In the interim, however, I cannot overemphasize our unequivocal commitment to the CSU policy of increasing diversity through equal opportunity. Our community is enriched by the diversity of our faculty, students and staff, and the University will continue to ensure equal opportunity in employment, student admissions, financial aid practices, and educational assistance programs for students from economically and disadvantaged backgrounds.
EF INTERNATIONAL LANGUAGE SCHOOL
Many faculty and staff have asked about the proposed lease of campus space to a private, for-profit corporation, EF International Language School, which offers language programs for international students. I would like to clarify that the University is pursuing this initiative as a source of revenue to reduce the long-standing Housing deficit created by the over-supply of apartment space and declining enrollments in recent years.

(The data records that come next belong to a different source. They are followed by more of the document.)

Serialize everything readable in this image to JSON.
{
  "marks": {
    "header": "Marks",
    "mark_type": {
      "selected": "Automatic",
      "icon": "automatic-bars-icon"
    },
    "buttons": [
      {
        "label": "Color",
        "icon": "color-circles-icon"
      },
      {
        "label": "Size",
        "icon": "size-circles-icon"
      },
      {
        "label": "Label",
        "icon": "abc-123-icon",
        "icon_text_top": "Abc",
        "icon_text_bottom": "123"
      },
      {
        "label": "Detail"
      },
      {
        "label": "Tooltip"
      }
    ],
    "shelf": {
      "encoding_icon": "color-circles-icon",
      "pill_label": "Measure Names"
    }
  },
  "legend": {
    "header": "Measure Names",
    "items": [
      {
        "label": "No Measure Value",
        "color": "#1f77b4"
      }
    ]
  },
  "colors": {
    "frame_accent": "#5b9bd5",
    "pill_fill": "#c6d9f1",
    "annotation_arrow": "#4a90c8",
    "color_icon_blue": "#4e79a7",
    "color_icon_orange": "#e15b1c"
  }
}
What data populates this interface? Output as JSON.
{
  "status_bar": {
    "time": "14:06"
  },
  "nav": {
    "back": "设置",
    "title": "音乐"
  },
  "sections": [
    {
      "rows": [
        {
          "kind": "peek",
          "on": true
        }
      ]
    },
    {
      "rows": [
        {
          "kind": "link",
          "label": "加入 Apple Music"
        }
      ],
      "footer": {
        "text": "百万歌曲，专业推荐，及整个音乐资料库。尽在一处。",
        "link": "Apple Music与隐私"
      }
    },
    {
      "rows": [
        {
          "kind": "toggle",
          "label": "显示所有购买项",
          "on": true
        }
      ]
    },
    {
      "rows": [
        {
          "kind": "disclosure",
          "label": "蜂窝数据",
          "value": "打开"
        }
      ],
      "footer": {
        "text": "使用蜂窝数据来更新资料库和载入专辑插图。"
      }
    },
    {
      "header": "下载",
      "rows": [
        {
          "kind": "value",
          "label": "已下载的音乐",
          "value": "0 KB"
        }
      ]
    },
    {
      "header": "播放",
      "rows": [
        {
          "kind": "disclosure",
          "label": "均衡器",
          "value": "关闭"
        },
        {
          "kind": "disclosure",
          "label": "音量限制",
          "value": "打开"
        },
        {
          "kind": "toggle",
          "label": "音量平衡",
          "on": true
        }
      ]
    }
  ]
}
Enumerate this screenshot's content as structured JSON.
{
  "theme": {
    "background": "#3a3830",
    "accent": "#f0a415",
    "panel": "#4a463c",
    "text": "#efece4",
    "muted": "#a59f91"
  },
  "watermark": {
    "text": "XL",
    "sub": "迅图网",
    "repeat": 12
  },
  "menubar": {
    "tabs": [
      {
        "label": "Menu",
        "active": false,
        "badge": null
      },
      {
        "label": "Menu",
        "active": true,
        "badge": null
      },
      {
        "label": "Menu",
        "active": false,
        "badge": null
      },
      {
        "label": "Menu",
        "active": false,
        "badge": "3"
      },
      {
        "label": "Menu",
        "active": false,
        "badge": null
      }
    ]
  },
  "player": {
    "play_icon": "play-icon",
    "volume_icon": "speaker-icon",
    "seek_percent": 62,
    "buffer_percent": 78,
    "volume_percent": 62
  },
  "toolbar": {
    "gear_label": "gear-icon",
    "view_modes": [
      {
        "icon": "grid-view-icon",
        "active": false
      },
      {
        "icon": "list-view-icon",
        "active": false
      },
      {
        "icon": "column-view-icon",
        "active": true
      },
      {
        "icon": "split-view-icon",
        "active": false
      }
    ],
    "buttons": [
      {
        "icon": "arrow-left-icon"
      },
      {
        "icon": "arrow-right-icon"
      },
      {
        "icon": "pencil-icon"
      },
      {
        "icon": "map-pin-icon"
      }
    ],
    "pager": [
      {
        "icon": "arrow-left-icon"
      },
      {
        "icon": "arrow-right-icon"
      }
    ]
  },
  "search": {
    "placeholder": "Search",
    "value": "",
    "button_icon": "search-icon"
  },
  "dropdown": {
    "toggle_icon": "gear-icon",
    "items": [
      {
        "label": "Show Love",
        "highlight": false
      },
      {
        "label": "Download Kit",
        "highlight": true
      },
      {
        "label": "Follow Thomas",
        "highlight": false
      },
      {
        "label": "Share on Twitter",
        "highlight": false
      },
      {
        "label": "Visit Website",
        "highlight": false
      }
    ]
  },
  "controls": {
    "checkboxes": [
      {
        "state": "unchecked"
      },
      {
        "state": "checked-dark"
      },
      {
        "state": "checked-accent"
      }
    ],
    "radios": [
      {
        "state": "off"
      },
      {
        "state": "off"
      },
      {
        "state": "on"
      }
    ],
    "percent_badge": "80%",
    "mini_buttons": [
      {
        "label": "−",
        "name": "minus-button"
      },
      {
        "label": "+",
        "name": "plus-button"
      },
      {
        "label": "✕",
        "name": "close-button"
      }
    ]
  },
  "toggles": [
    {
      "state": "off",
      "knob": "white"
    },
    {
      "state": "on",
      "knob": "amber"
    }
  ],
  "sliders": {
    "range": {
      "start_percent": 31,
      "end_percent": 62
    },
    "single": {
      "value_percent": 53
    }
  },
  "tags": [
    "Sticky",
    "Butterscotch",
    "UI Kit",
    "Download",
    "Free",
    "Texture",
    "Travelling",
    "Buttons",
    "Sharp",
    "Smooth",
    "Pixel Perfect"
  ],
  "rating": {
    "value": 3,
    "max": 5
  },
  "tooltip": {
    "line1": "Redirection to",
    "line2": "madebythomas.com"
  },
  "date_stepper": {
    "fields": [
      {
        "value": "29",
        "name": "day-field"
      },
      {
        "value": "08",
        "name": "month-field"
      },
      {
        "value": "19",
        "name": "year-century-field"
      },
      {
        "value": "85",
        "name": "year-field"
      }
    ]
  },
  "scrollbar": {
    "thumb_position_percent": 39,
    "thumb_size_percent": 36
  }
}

Under the leadership of Vice President Kopita and Housing Director Roger Frichette, we have made significant progress in reducing the housing deficit from more than $5,000,000 per year to less than $2,000,000, but the goal must be to reduce the deficit to zero, without having to use state general funds which would reduce funding for other University programs. Unfortunately, given the very best student occupancy scenario (which we are on our way to achieving this year), and rental fees from faculty/staff and family housing, faculty/staff offices, KCSN, Public Safety, and the Center on Disabilities, additional revenue generating programs are still required if we are to achieve that goal.
Some perceive that EF programs will be competitive with our own Continuing Education ESL programs and result in reduced revenue from our programs. I do not believe that is the case. Our review of the proposed contract reveals that the target markets recruited by EF West Coast programs are in Europe, while most of the students enrolled in the Cal State Northridge ESL program are from Asia. Students attending the EF program will enroll in a nine month course of language study, whereas our own ESL students are offered a series of six week sessions. Given these differences and a willing spirit, it is reasonable to expect that the two programs might complement each other and perhaps result in additional enrollments at CSUN for that very large audience of international students who may wish to study in this country.
This initiative is supported by the Chancellor's Office which has the ultimate authority for approving proposed contracts for the Dormitory Revenue Fund. We will provide additional information as the contract negotiations proceed.
COMMUNICATIONS AND COMMUNITY
In many of my conversations with faculty and staff over the past few months, I have been repeatedly reminded of the importance of communication on the campus. While we have made tremendous progress in our publications and printed materials during the past year and a half, many of us miss the spirit of collaboration and community which immediately followed the earthquake.
As a way of promoting better communication, I hope to attend as many campus events as possible this fall and I encourage you to do the same. I will continue to use From the President's Desk as a means of communicating about significant university issues, but I don't expect them to be as long as this one.
I will also continue to schedule campus forums each semester so that everyone has the opportunity to share his or her views and concerns with me directly. The fall 1995 community forum will be held on November 1, 1995; details will be provided later. I encourage your suggestions for other ways we might come together as a university community and wish you all a productive and rewarding school year.
Blenda J. Wilson President